Timex evolved from three notable 19th-century clockmakers: the Waterbury Clock Company, the Waterbury Watch Company, founded in 1880,  and Robert H. Ingersoll and Brothers, also an international manufacturer and marketer of pocket watches since 1881.

Waterbury became known as the “Switzerland of America” during the 19th century.  Its sister company, Waterbury Watch, manufactured the first inexpensive pocket watch in 1880.

By World War I, Waterbury began making wristwatches, which were just then becoming popular.  In the 1930s, Waterbury became known for creating the first Mickey Mouse clock with Mickey’s hands pointing to the time.





During World War II, Waterbury Clock became U.S. Time Company and following the war, in 1950, it introduced the Timex wristwatch.  At first, jewelers resisted carrying the watch because of its low 50 percent mark-up, as other brands offered 100 percent mark-ups.  U.S. Time Co. then went elsewhere with its watches, setting up displays in drugstores, department stores, and cigar stands — mechanical displays that dunked a ticking watch into water and banged it with a hammer.  Then the company began its magazine advertising, stressing its product’s durability, shock resistance, and waterproofing.  Consumers soon began buying the watches.  By 1951, the company had produced almost 2 million, gaining an 18 percent share of the low-priced U.S. wristwatch market.



The first Timex watches rolled off the assembly line in 1949 and soon became known for their dependability. In1952-54, the company began a more focused advertising campaign, first with print ads using the torture tests. Shortly thereafter, in 1956, it teamed up with spokesman John Cameron Swayze to do TV advertising, and sales took off.  The company later became the Timex Corporation, then the Timex Group.  To date, Timex has sold over one billion watches.  But it was in the 1950s that the brand established itself, and in no small part due to its celebrity-assisted, “torture test” advertising, using the famous line, “It takes a licking and keeps on ticking.”

John Cameron Swayze Advertising Campaign

John Cameron Swayze

What made Timex watches so durable was their design and inner workings.  Technically, the watch employed a special escapement which had a cone-shaped balance staff that rotated in bearings made of a very hard alloy called “Armalloy.”  The balance staff is the most delicate component in a watch, the part most likely to be displaced by a jolt.  Timex made theirs sturdier, which greatly enhanced the watch’s shock-resistance.  In addition, the Timex movement had fewer parts than other watches, making it even more durable.  The Timex watch was also priced right — with 1950s prices ranging initially from $6.75 to $7.95, then $9.95 to $12.95.  And the watches kept reasonably good time, off only by a minute or two a day, according to one 1950s’ estimate.  Consumers loved them, and they snapped them up in the millions.
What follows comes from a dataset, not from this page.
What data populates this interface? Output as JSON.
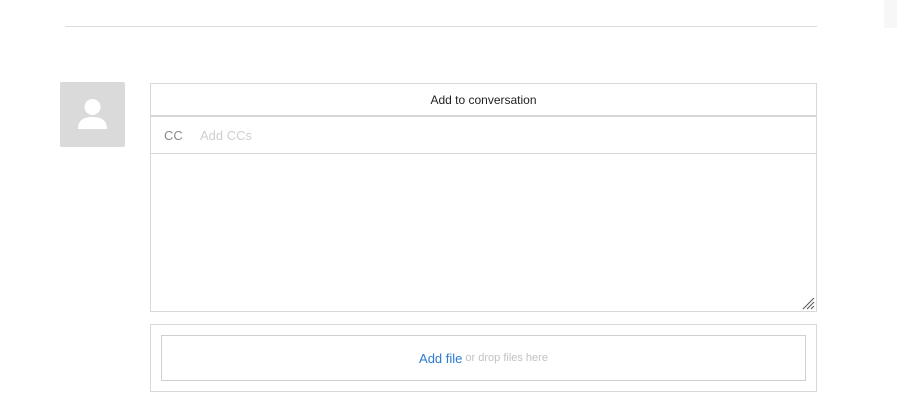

Typical Timex Movement
The Basic Timex watch, Nothing Fancy, it Just runs and keeps time!!!

One version of the Rocky Marciano ad appeared in the Saturday Evening Post of June 1954.  Marciano was then the World Heavyweight Boxing Champ.  In the ad, the headline and text ran as follows:The Watch ‘The Rock’ Couldn’t Stop!




Then in 1956, Timex moved its torture-test advertising campaign to television, teaming up with John Cameron Swayze.

“It Takes a Licking and Keeps on Ticking”

Among other tortures that Timex watches endured and survived in these demonstrations were the following: being placed in a paint mixer, frozen in an ice cube tray, spun in a vacuum cleaner, placed on the leg of a race horse, attached to ice skater’s boot above the blade (see video above ), tossed over the Grand Coulee Dam, attached to an archer’s arrow tip that was shot through a pane of glass, attached to the blade of an outboard motor, strapped to a tackle line and cast off a deep-sea fishing boat, attached to the pontoon of a plane that landed on water in Hawaii, and swallowed by a farmer’s cow in Texas.  However, there was one reported incident of an elephant crushing a Timex — a board with a Timex affixed to its underside, then stood upon by the elephant in a one-leg pose.


Mickey Mantle

Timex, meanwhile, continued to do well in sales, and was soon at the top of the U.S. and world markets.  By 1963, nearly half the watches sold in the U.S. were from Timex.  By 1967, it was the world’s best-selling watch brand.


Next time we look at Timex as it moves into digital watches in the 1980’s